▶ [What you need to do] Make an exact copy of all the entries, with the pictures left out.

▶ [Available data]

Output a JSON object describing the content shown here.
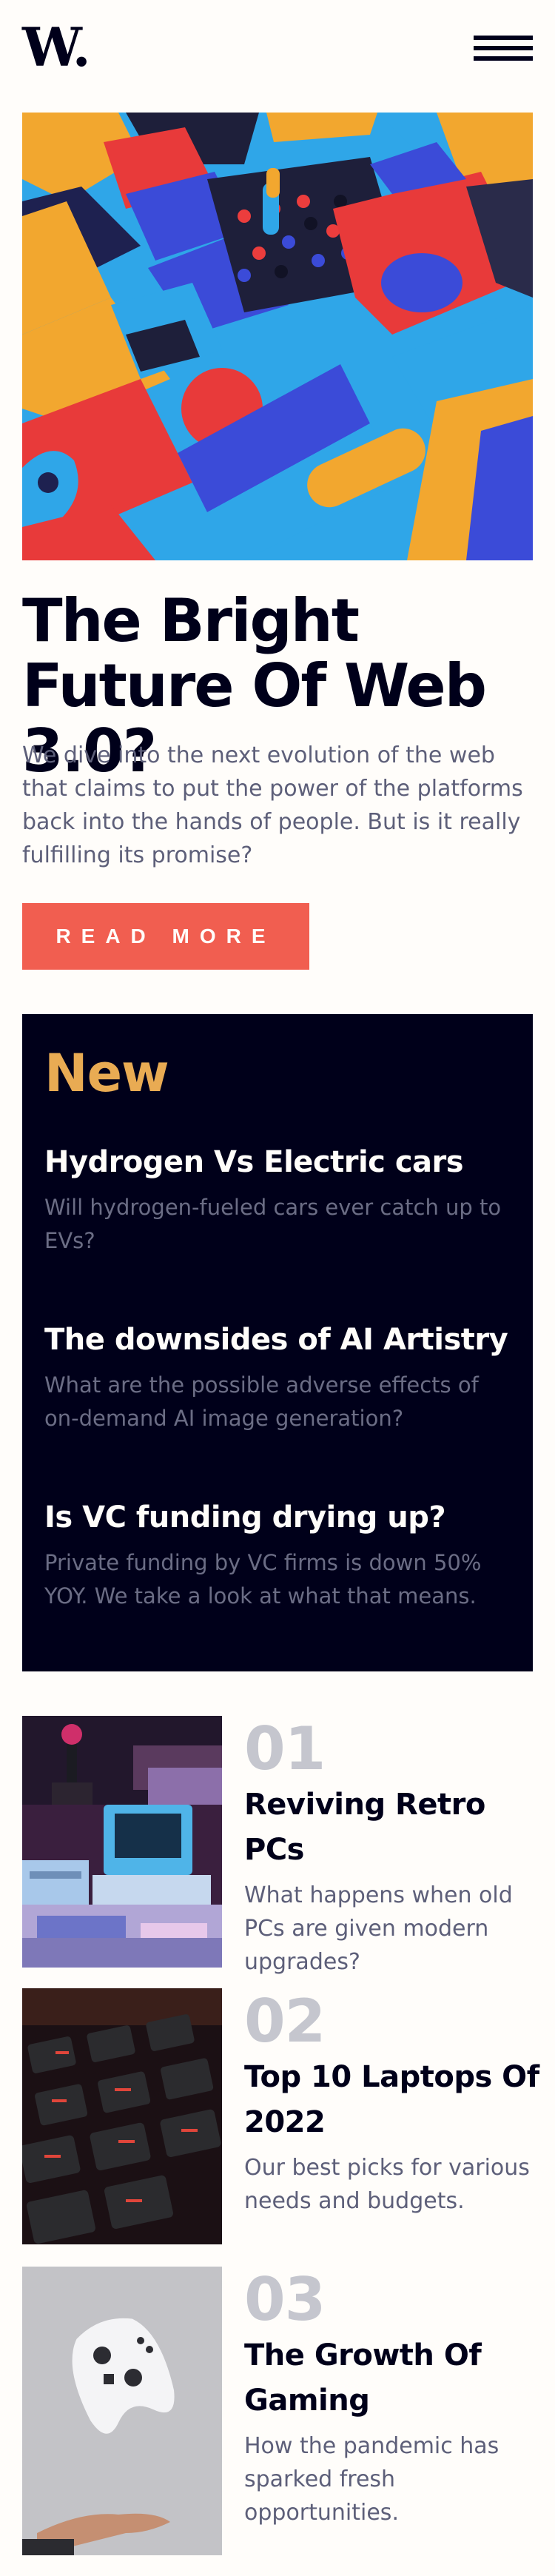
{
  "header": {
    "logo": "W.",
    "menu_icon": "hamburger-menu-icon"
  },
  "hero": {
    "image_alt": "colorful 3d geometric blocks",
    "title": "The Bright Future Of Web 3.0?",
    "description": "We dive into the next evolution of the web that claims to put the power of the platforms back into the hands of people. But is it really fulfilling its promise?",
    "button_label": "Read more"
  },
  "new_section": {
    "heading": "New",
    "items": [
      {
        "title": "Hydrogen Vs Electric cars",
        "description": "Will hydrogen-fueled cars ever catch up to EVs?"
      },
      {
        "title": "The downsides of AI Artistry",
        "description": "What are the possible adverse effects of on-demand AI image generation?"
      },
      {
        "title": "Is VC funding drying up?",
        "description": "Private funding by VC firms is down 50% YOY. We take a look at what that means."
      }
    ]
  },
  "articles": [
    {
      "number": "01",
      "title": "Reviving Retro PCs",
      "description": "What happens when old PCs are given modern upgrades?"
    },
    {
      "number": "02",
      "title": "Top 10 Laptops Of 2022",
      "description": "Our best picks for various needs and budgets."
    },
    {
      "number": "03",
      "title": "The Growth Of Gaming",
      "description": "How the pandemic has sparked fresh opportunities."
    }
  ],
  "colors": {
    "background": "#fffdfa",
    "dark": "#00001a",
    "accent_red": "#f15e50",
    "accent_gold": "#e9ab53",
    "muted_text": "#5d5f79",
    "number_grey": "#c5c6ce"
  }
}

▶ [Worked solution]
Output a JSON object describing the content shown here.
{
  "header": {
    "logo": "W.",
    "menu_icon": "hamburger-menu-icon"
  },
  "hero": {
    "image_alt": "colorful 3d geometric blocks",
    "title": "The Bright Future Of Web 3.0?",
    "description": "We dive into the next evolution of the web that claims to put the power of the platforms back into the hands of people. But is it really fulfilling its promise?",
    "button_label": "Read more"
  },
  "new_section": {
    "heading": "New",
    "items": [
      {
        "title": "Hydrogen Vs Electric cars",
        "description": "Will hydrogen-fueled cars ever catch up to EVs?"
      },
      {
        "title": "The downsides of AI Artistry",
        "description": "What are the possible adverse effects of on-demand AI image generation?"
      },
      {
        "title": "Is VC funding drying up?",
        "description": "Private funding by VC firms is down 50% YOY. We take a look at what that means."
      }
    ]
  },
  "articles": [
    {
      "number": "01",
      "title": "Reviving Retro PCs",
      "description": "What happens when old PCs are given modern upgrades?"
    },
    {
      "number": "02",
      "title": "Top 10 Laptops Of 2022",
      "description": "Our best picks for various needs and budgets."
    },
    {
      "number": "03",
      "title": "The Growth Of Gaming",
      "description": "How the pandemic has sparked fresh opportunities."
    }
  ],
  "colors": {
    "background": "#fffdfa",
    "dark": "#00001a",
    "accent_red": "#f15e50",
    "accent_gold": "#e9ab53",
    "muted_text": "#5d5f79",
    "number_grey": "#c5c6ce"
  }
}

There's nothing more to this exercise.